Quad-band terahertz metamaterial absorber enabled by an asymmetric I-type resonator formed from three metallic strips for sensing application

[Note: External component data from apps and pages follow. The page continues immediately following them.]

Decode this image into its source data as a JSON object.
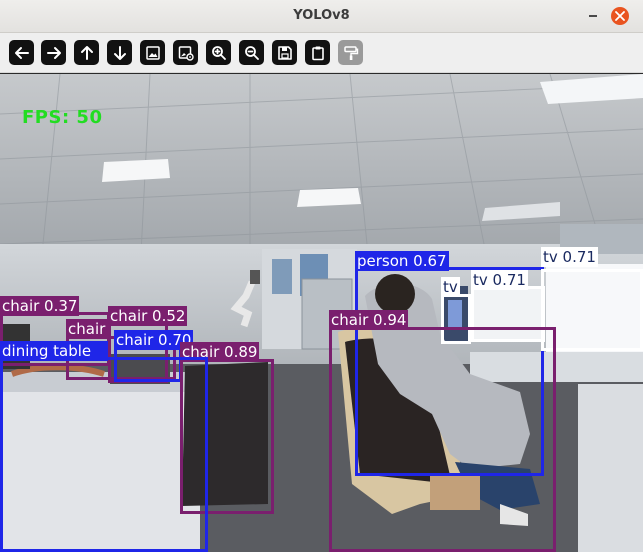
{
  "window": {
    "title": "YOLOv8"
  },
  "toolbar": {
    "buttons": [
      {
        "name": "back-button",
        "icon": "arrow-left-icon"
      },
      {
        "name": "forward-button",
        "icon": "arrow-right-icon"
      },
      {
        "name": "up-button",
        "icon": "arrow-up-icon"
      },
      {
        "name": "down-button",
        "icon": "arrow-down-icon"
      },
      {
        "name": "open-image-button",
        "icon": "image-icon"
      },
      {
        "name": "image-settings-button",
        "icon": "image-gear-icon"
      },
      {
        "name": "zoom-in-button",
        "icon": "zoom-in-icon"
      },
      {
        "name": "zoom-out-button",
        "icon": "zoom-out-icon"
      },
      {
        "name": "save-button",
        "icon": "save-icon"
      },
      {
        "name": "clipboard-button",
        "icon": "clipboard-icon"
      },
      {
        "name": "paint-button",
        "icon": "paint-roller-icon",
        "disabled": true
      }
    ]
  },
  "overlay": {
    "fps": "FPS: 50"
  },
  "detections": [
    {
      "label": "person 0.67",
      "class": "person",
      "confidence": 0.67,
      "color": "#1f26e8"
    },
    {
      "label": "tv 0.71",
      "class": "tv",
      "confidence": 0.71,
      "color": "#ffffff"
    },
    {
      "label": "tv 0.71",
      "class": "tv",
      "confidence": 0.71,
      "color": "#ffffff"
    },
    {
      "label": "tv",
      "class": "tv",
      "color": "#ffffff"
    },
    {
      "label": "chair 0.94",
      "class": "chair",
      "confidence": 0.94,
      "color": "#7a1f6e"
    },
    {
      "label": "chair 0.37",
      "class": "chair",
      "confidence": 0.37,
      "color": "#7a1f6e"
    },
    {
      "label": "chair 0.52",
      "class": "chair",
      "confidence": 0.52,
      "color": "#7a1f6e"
    },
    {
      "label": "chair 0.70",
      "class": "chair",
      "confidence": 0.7,
      "color": "#7a1f6e"
    },
    {
      "label": "chair 0.89",
      "class": "chair",
      "confidence": 0.89,
      "color": "#7a1f6e"
    },
    {
      "label": "chair",
      "class": "chair",
      "color": "#7a1f6e"
    },
    {
      "label": "dining table",
      "class": "dining table",
      "color": "#1f26e8"
    }
  ]
}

A quad-band metamaterial absorber operating in the terahertz region is demonstrated in this paper. The basic cell of the device consists of three metallic strips (forming an asymmetric I-type resonator) placed on both layers of an insulating medium slab and a metallic ground plane. The asymmetric I-type resonator can interact strongly with the incident beam, resulting in four distinct absorption peaks with nearly 100% absorbance. The underlying mechanism of the quad-band absorption is investigated with the aid of their near-field distributions resulting from the calculation results of the numerical simulation. Results further prove that the four distinct absorption peaks exhibit large dependence on the dimension changes of the asymmetric I-type resonator (or three metallic strips). Based on this, we design a kind of terahertz metamaterial absorber which can effectively control the number of absorption peaks by replacing one of the metallic strips with photosensitive silicon. It is revealed that the number of absorption peaks can be adjusted from the dual-band to the quad-band when an external stimulus changes the conductivity of the photosensitive silicon. These absorption properties should have great application prospects in terms of thermal imaging, Raman enhancement, sensing and detection, etc.